Failure is the platform to success for many who have risen to the top. As parents it’s important to give your child the freedom to try and the freedom to fail. “I’d rather attempt to do something great and fail than to attempt to do nothing and succeed.” Robert H. Schuller. Give your child freedom to fail. You never know how that can help him succeed later on!
As springtime is budding and new life is bursting forth, it’s also a symbolic time for new life and new beginnings. What a great time to give another a “new life and a new beginning”. At The Family Learning Center we are all about this. Invest in a child this spring, or sponsor a child for our summer programs and help create a new life and beginning for one. Visit our website at www.flcboulder.org to make this happen.
“It is unfortunate, however, that one of our most effective teaching tools is often rejected because of what I would consider to be a misunderstanding of terms. Our entire society is established on a system of rewards, yet we don’t want to apply them where they are needed most: with young children. As adults, we go to work each day and receive a paycheck every other Friday. Getting out of bed each morning and meeting the requirements of a job are thereby rewarded. Medals are given to brave soldiers, plaques are awarded to a successful business people, and watches are presented to retiring employees. Rewards make responsible effort worthwhile.
The main reason for the overwhelming success of capitalism is that hard work and personal discipline are rewarded materially. The great weakness of socialism is the absence of reinforcement; why should a person struggle to achieve if there is nothing special to be gained? This system is a destroyer of motivation, yet some parents seem to feel it is the only way to approach children. They expect little Marvin to carry responsibility simply because it is noble for him to do so. They want him to work and learn and sweat for the sheer joy of personal accomplishment. He isn’t going to buy it!”
Do you agree or disagree?
Stress is typically seen as an adult battle. After all we’re the ones paying the bills, working the job, and putting food on the table. However, even the smallest child can experience stress and the negative side effects. Stress can interfere with life and school performance. Read more to identify sources of stress, signs and symptoms, and how to help your child cope at http://kidshealth.org/parent/emotions/feelings/stress.html#

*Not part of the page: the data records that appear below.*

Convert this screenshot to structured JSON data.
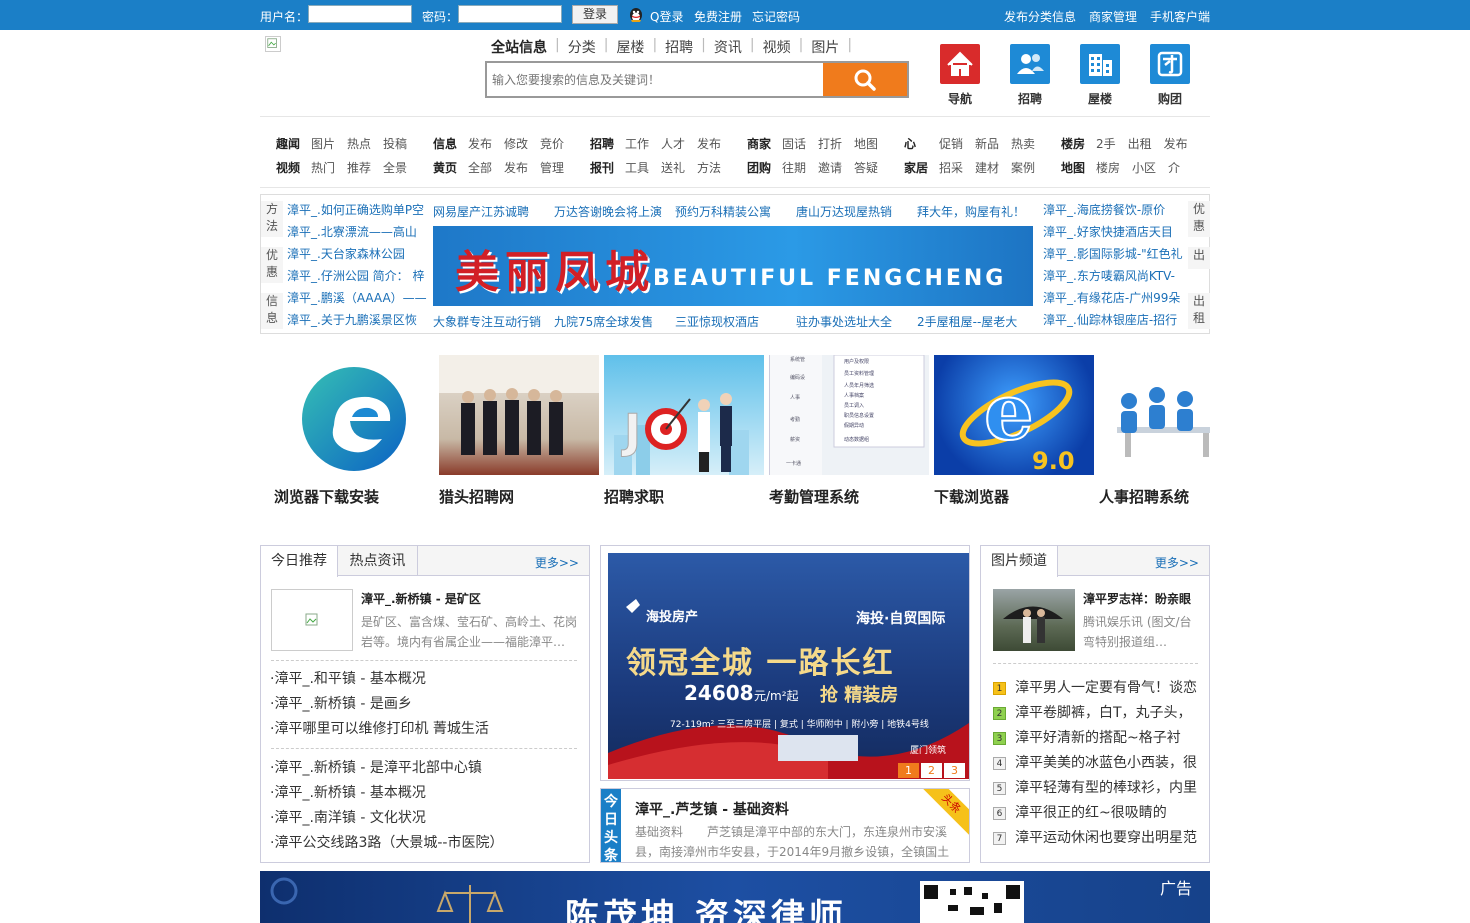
{
  "topbar": {
    "username_label": "用户名：",
    "password_label": "密码：",
    "login_button": "登录",
    "qq_login": "Q登录",
    "register": "免费注册",
    "forgot": "忘记密码",
    "right_links": [
      "发布分类信息",
      "商家管理",
      "手机客户端"
    ]
  },
  "search": {
    "tabs": [
      "全站信息",
      "分类",
      "屋楼",
      "招聘",
      "资讯",
      "视频",
      "图片"
    ],
    "placeholder": "输入您要搜索的信息及关键词！"
  },
  "quick_icons": [
    {
      "label": "导航",
      "icon": "home-icon",
      "color": "#d92b2b"
    },
    {
      "label": "招聘",
      "icon": "users-icon",
      "color": "#1e8ad6"
    },
    {
      "label": "屋楼",
      "icon": "building-icon",
      "color": "#1e8ad6"
    },
    {
      "label": "购团",
      "icon": "group-buy-icon",
      "color": "#1e8ad6"
    }
  ],
  "categories": [
    {
      "rows": [
        {
          "head": "趣闻",
          "items": [
            "图片",
            "热点",
            "投稿"
          ]
        },
        {
          "head": "视频",
          "items": [
            "热门",
            "推荐",
            "全景"
          ]
        }
      ]
    },
    {
      "rows": [
        {
          "head": "信息",
          "items": [
            "发布",
            "修改",
            "竞价"
          ]
        },
        {
          "head": "黄页",
          "items": [
            "全部",
            "发布",
            "管理"
          ]
        }
      ]
    },
    {
      "rows": [
        {
          "head": "招聘",
          "items": [
            "工作",
            "人才",
            "发布"
          ]
        },
        {
          "head": "报刊",
          "items": [
            "工具",
            "送礼",
            "方法"
          ]
        }
      ]
    },
    {
      "rows": [
        {
          "head": "商家",
          "items": [
            "固话",
            "打折",
            "地图"
          ]
        },
        {
          "head": "团购",
          "items": [
            "往期",
            "邀请",
            "答疑"
          ]
        }
      ]
    },
    {
      "rows": [
        {
          "head": "心",
          "items": [
            "促销",
            "新品",
            "热卖"
          ]
        },
        {
          "head": "家居",
          "items": [
            "招采",
            "建材",
            "案例"
          ]
        }
      ]
    },
    {
      "rows": [
        {
          "head": "楼房",
          "items": [
            "2手",
            "出租",
            "发布"
          ]
        },
        {
          "head": "地图",
          "items": [
            "楼房",
            "小区",
            "介"
          ]
        }
      ]
    }
  ],
  "notice": {
    "left_tabs": [
      "方法",
      "优惠",
      "信息"
    ],
    "right_tabs": [
      "优惠",
      "出",
      "出租"
    ],
    "left_list": [
      "漳平_.如何正确选购单P空",
      "漳平_.北寮漂流——高山",
      "漳平_.天台家森林公园",
      "漳平_.仔洲公园 简介： 梓",
      "漳平_.鹏溪（AAAA）——",
      "漳平_.关于九鹏溪景区恢"
    ],
    "top_row": [
      "网易屋产江苏诚聘",
      "万达答谢晚会将上演",
      "预约万科精装公寓",
      "唐山万达现屋热销",
      "拜大年，购屋有礼！"
    ],
    "bottom_row": [
      "大象群专注互动行销",
      "九院75席全球发售",
      "三亚惊现权酒店",
      "驻办事处选址大全",
      "2手屋租屋--屋老大"
    ],
    "banner_title": "美丽凤城",
    "banner_sub": "BEAUTIFUL FENGCHENG",
    "right_list": [
      "漳平_.海底捞餐饮-原价",
      "漳平_.好家快捷酒店天目",
      "漳平_.影国际影城-\"红色礼",
      "漳平_.东方唛霸风尚KTV-",
      "漳平_.有缘花店-广州99朵",
      "漳平_.仙踪林银座店-招行"
    ]
  },
  "gallery": [
    {
      "caption": "浏览器下载安装",
      "icon": "edge-logo-icon"
    },
    {
      "caption": "猎头招聘网",
      "icon": "group-photo-icon"
    },
    {
      "caption": "招聘求职",
      "icon": "job-dart-icon"
    },
    {
      "caption": "考勤管理系统",
      "icon": "software-menu-icon"
    },
    {
      "caption": "下载浏览器",
      "icon": "ie-logo-icon"
    },
    {
      "caption": "人事招聘系统",
      "icon": "people-desk-icon"
    }
  ],
  "left_panel": {
    "tabs": [
      "今日推荐",
      "热点资讯"
    ],
    "more": "更多>>",
    "feature_title": "漳平_.新桥镇 - 是矿区",
    "feature_desc": "是矿区、富含煤、莹石矿、高岭土、花岗岩等。境内有省属企业——福能漳平…",
    "list_a": [
      "·漳平_.和平镇 - 基本概况",
      "·漳平_.新桥镇 - 是画乡",
      "·漳平哪里可以维修打印机 菁城生活"
    ],
    "list_b": [
      "·漳平_.新桥镇 - 是漳平北部中心镇",
      "·漳平_.新桥镇 - 基本概况",
      "·漳平_.南洋镇 - 文化状况",
      "·漳平公交线路3路（大景城--市医院）"
    ]
  },
  "center": {
    "slide_brand": "海投房产",
    "slide_brand2": "海投·自贸国际",
    "slide_headline": "领冠全城 一路长红",
    "slide_price": "24608",
    "slide_unit": "元/m²起",
    "slide_tag": "抢 精装房",
    "slide_note": "72-119m² 三至三房平层 | 复式 | 华师附中 | 附小旁 | 地铁4号线",
    "slide_corner": "厦门领筑",
    "pages": [
      "1",
      "2",
      "3"
    ],
    "headline_tag": "今日头条",
    "headline_corner": "头条",
    "headline_title": "漳平_.芦芝镇 - 基础资料",
    "headline_desc": "基础资料　　芦芝镇是漳平中部的东大门，东连泉州市安溪县，南接漳州市华安县，于2014年9月撤乡设镇，全镇国土"
  },
  "right_panel": {
    "tab": "图片频道",
    "more": "更多>>",
    "feature_title": "漳平罗志祥：盼亲眼",
    "feature_desc": "腾讯娱乐讯 (图文/台弯特别报道组…",
    "list": [
      "漳平男人一定要有骨气！谈恋",
      "漳平卷脚裤，白T，丸子头，",
      "漳平好清新的搭配~格子衬",
      "漳平美美的冰蓝色小西装，很",
      "漳平轻薄有型的棒球衫，内里",
      "漳平很正的红~很吸睛的",
      "漳平运动休闲也要穿出明星范"
    ],
    "ranks": [
      "1",
      "2",
      "3",
      "4",
      "5",
      "6",
      "7"
    ]
  },
  "ad": {
    "label": "广告",
    "text": "陈茂坤 资深律师"
  }
}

We have often heard it takes a village to raise a child. That’s true to a certain extent. It takes input from many in order to help a child start his life and get on a path of success. Life is hard and as parents sometimes we have a tendency to shelter our children from disappointments and failures. I know I have done that with my children at times. One thing I have learned though, is children need to learn how to deal with disappointments. Life is full of them! In fact, it’s a rarity that things always go as dreamed or planned. Teaching children to be resilient is a lifelong skill that will carry them far. In fact, I almost think it’s more important to teach resiliency than winning as so much can be learned from disappointments. Here are a few pointers in which you can embed resiliency in your children:
Offer your unconditional love and support. Let them know you will always be there for them. When a child feels the scaffolding of acceptance, love and support they are more likely to attempt to learn, grow and develop.
Empower them with an ability to solve many of their own problems. Many children today aren’t really taught to think for themselves. People make decisions for them. As a result many children are like robots not even knowing how to think critically. If they aren’t allowed to use their own brain, even if it’s not the decision you would make, they won’t be able to handle life as if happens. Decision making and becoming more “thoughtful” is a skill that is developed and is a critical throughout life to exercise.
Give them the freedom to fail. If they are always afraid of failing or making mistakes they won’t ever attempt anything. Failure or making mistakes is actually a platform to success and should be conveyed that is something that happens to everyone. Help them to see the golden nuggets or lesson learned from the failing.
Display empathy for your child. Remember that you were a child once and try to see their situation through their eyes. The see, felt, but here’s what I did approach works well. Saying something like, “I see how you feel, I have felt the same way, but here’s what I found.” Putting yourself in their shoes lowers the wall and they are more likely to follow wise advice.
Accentuate their strengths. Emphasizing the positive is always more motivating than criticizing. Build them up instead of tearing them down. Let them know they have what it takes if they set their mind to it. These are the bricks that are necessary to build a great structure.
It’s important to win in life but it’s also equally important to be resilient and to know how to effectively deal with failures, mistakes and setbacks. Resiliency developed within children will help increase motivation and performance in school and life. What works for you? More information can be found at http://mentalhealth.vermont.gov/cafu/resiliency .
After spring break, sometimes it’s difficult to get into the swing of things. However, it’s important to finish the school year strong. It’s like running in a race. Although it’s important to start strong, it’s almost more important to finish strong. Now is the time to kick it into gear. Here are some tips that can help make this happen. Finish the semester strong! Click here to find out how to do that http://www.wsusignpost.com/2012/03/31/viewpoint-finishing-the-semester-strong/ . How do you finish strong?